Editor’s note: Did we screw up the math? Of course not, this isn’t amateur hour! However, we did use the wrong estimate for ticket sales to compute our odds. We used a number north of 1.4 billion, when the true number, 1.49 billion, counted all of the previous drawings which hadn’t yet declared a winner. The actual number wa sin the mid 600 millions. See our nifty Mega Millions Odds Calculator to find the real value – around 59 cents per ticket we purchased. Better? Sure. Still stupid.
Happy Thursday, readers! I’m delighted to share with you this short story about my entry into the recent Mega Millions drawing. Alas, I didn’t win anything, but I’ll share this little anecdote with you nonetheless. Skip to the end if you are easily bored by math!
Let’s set the stage: Mrs. DQYDJ had come home from the market on the day of the drawing in a bad mood. That mood worsened when she dropped a glass bottle of apple juice onto our garage floor. Dissuading her from crying over spilled juice, I recommended that she take sixty dollars down to a local convenience store and enter us into the heavily hyped Mega Millions drawing. Not being a gambling couple, she was initially surprised, but when I explained that the expected value of a ticket wasn’t that horrible, she acquiesced. We ended up with 15 manual entries into the Mega Millions drawing, and another 45 quick picks.

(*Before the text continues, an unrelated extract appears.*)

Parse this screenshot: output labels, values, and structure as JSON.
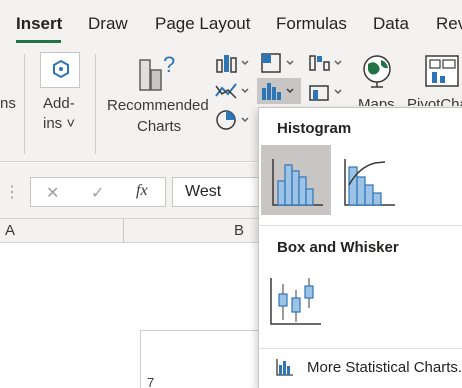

What a Waste of $60!
…but was it really? I mean, did the lead editor of DQYDJ really pay $60 to prevent $3.50 in apple juice from becoming a big thing? Well, I did, but since we’ve been rambing to your guys about the lottery and gambling in the last few weeks, let’s discuss the expected value of my ticket.
A brief note, California pays Mega Millions prizes on a pari-mutuel basis, so their prizes depend on ticket sales. The main result of this? Slightly different expected values. Since 9 out of 10 Americans don’t live in California (and 100% of non-Americans), I will calculate the odds based on the official published values of the drawing.
Naively, you might say that I had a positive expected value. In the Mega Millions, there are 5 mutually exclusive regular numbers from 1 to 56 and a ‘MEGA’ number from 1 to 46. The odds of a correct choice works out to 1 in 175,711,536 times my 60 tickets to win $462,000,000… or $2.63 cents in expected value per $1 ticket. Even factoring in tax, which I’m going to estimate at 45% for most of the country after a big win, and each ticket would still have an expected value of $1.44 based on the main prize alone.
Of course, that isn’t the case. First, a positive – there are a number of fixed prized (for non-Californians, but the prizes were similar in CA) from $250,000 down to two. To find the expected value, divide the prize by the odds (1 in x). I get 18.189 cents per ticket in added EV, which becomes 10 cents after I apply the 45% tax rate (you might argue that the smaller prizes might not cause someone to pay the higher tax – maybe so. Feel free to respin it, but the numbers will be close.)
So, With an EV of $1.54, Did You Buy $92.40 With Your $60?
Not quite, pals, but thanks for assuming my buy was completely rational! From all I can tell, Mrs. DQYDJ and I weren’t the only people to buy tickets for the March 30 drawing. In fact, $1.46 billion of tickets were estimated (can’t find any newer numbers). One site dedicated to calculating the odds of lottery winnings suggests using a poisson distribution and assuming a random distribution of tickets – which is close enough for our purposes (for a discussion of why this won’t work with manual picks, see this article explaining the effect of manual lottery picks). This makes our input to the poisson, our mean value = 1.46B/175,711,536, or 8.309073116292148. (For the more wonkish out there, as the mean value to poisson rises it begins to approach a binomial distribution).
Working out the Poisson for 0 through 16, we find that the expected value of the jackpot is just $64,709,583.27, a far cry from $462,000,000 (the most common outcome, at 13.9% would have been an 8 way tie. In real life, it looks like there were 3 winners, which had odds of 2.35%. By the way, there was a .246% chance of no winners!).
OK, Fess Up. How Much Money Did You Waste?
$64,709,583.27 after that 45% tax? $35,590,270.80. Your actual EV based upon the grand prize was 20.255 cents. Add back that 10 cents for the smaller prizes, and every dollar you spent on the lottery bought you just 30.255 cents in expected value.
Our little adventure in lottery ticket buying cost us $60 x (1-.30255) = $41.85.
So yeah, $41.85 over a little spilled juice. Whoops…
Are my assumptions fair? Did you buy any tickets for the Mega Millions? Have you ever obsessively calculated the expected value of a ticket like I just did?